Segment Start: Data for the task

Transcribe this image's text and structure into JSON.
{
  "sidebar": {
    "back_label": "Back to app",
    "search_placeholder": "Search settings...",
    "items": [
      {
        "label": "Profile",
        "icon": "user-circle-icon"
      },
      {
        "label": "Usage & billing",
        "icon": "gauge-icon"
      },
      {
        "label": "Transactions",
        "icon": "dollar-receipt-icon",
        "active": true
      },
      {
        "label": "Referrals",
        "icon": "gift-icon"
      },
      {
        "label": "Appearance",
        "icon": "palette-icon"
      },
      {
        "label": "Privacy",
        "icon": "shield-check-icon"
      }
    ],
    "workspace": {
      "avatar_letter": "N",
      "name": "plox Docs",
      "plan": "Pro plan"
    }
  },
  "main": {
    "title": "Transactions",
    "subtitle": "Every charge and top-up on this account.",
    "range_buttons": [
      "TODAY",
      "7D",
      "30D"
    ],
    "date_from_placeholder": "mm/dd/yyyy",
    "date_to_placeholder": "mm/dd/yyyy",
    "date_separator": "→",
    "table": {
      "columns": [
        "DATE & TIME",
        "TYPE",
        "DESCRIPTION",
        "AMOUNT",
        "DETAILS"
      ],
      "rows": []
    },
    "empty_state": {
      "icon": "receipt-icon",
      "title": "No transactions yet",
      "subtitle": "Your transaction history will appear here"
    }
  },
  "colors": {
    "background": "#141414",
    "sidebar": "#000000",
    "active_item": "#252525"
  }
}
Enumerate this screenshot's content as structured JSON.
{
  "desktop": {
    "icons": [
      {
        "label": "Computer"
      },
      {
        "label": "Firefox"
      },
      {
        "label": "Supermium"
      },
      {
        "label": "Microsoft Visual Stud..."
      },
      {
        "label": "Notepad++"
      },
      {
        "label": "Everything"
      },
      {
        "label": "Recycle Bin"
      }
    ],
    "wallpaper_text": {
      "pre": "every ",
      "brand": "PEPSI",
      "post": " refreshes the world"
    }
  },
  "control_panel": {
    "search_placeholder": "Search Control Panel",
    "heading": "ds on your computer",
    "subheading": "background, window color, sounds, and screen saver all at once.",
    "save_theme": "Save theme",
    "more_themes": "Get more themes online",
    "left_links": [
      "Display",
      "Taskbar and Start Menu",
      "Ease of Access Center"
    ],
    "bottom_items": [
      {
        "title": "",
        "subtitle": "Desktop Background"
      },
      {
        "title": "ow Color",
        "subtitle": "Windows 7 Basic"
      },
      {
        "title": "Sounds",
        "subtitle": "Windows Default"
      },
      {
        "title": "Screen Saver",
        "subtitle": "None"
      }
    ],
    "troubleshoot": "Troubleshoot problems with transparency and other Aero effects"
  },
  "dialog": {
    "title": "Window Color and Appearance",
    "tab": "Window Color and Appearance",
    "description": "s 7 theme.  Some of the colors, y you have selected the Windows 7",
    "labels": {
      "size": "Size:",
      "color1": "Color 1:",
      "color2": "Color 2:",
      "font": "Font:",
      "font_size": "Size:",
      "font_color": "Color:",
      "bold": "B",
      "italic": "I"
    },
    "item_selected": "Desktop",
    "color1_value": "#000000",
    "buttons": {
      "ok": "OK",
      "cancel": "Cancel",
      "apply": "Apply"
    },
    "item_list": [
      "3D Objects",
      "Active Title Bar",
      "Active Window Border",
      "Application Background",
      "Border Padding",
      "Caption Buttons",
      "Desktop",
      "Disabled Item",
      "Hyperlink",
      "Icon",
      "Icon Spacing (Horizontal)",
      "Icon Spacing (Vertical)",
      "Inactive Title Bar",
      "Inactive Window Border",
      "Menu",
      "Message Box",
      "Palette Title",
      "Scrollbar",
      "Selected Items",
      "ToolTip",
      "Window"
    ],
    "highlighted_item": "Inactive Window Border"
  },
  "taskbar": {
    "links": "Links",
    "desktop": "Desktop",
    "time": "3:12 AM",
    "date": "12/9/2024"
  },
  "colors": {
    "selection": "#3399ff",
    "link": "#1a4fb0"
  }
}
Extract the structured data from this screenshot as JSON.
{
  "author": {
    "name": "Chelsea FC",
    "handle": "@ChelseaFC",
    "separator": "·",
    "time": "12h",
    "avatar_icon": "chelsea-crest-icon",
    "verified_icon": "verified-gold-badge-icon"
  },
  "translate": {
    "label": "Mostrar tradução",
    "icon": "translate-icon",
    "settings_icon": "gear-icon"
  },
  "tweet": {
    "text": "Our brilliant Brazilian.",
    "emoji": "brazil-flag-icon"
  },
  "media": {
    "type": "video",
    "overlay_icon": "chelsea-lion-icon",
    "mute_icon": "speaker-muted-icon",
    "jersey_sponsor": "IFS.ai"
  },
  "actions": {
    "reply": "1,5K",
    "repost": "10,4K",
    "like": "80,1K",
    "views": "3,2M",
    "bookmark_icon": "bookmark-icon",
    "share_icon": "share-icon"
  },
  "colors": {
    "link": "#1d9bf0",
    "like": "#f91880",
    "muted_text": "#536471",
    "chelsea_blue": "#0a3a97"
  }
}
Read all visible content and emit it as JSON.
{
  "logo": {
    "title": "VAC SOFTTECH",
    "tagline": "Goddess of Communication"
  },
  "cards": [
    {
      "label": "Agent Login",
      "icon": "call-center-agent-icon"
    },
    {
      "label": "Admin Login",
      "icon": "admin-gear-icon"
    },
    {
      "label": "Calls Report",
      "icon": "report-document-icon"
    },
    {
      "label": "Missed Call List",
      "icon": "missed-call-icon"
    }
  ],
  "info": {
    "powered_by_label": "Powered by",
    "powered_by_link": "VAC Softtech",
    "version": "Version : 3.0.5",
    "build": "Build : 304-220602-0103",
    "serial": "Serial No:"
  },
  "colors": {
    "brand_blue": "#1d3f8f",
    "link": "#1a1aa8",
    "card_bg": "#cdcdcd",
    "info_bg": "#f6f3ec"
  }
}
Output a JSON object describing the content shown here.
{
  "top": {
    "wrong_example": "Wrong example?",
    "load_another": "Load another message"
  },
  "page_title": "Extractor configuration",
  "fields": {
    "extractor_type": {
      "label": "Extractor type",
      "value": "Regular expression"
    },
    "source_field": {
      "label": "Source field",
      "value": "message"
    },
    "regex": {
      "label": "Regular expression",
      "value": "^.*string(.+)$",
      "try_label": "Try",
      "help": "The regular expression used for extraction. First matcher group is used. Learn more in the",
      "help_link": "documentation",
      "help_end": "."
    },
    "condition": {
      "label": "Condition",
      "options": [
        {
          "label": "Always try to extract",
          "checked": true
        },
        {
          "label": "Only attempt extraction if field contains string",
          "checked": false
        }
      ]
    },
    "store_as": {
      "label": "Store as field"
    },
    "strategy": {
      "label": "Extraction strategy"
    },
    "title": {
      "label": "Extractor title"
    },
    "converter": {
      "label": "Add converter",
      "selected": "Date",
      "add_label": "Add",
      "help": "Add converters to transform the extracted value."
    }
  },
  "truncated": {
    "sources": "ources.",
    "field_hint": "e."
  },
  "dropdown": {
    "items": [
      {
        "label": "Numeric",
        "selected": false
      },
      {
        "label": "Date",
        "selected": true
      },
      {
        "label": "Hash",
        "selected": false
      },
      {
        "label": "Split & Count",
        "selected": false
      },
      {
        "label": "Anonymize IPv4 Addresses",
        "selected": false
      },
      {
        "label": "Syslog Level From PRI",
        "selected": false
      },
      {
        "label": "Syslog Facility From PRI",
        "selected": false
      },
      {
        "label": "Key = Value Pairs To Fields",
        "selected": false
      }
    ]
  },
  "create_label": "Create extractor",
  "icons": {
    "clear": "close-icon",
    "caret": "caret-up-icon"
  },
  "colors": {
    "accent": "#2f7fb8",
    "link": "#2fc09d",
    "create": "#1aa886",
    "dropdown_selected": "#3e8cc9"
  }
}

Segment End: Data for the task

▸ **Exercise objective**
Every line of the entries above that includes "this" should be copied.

▸ **Response box**
Transcribe this image's text and structure into JSON.
    "subtitle": "Every charge and top-up on this account.",
Enumerate this screenshot's content as structured JSON.
Extract the structured data from this screenshot as JSON.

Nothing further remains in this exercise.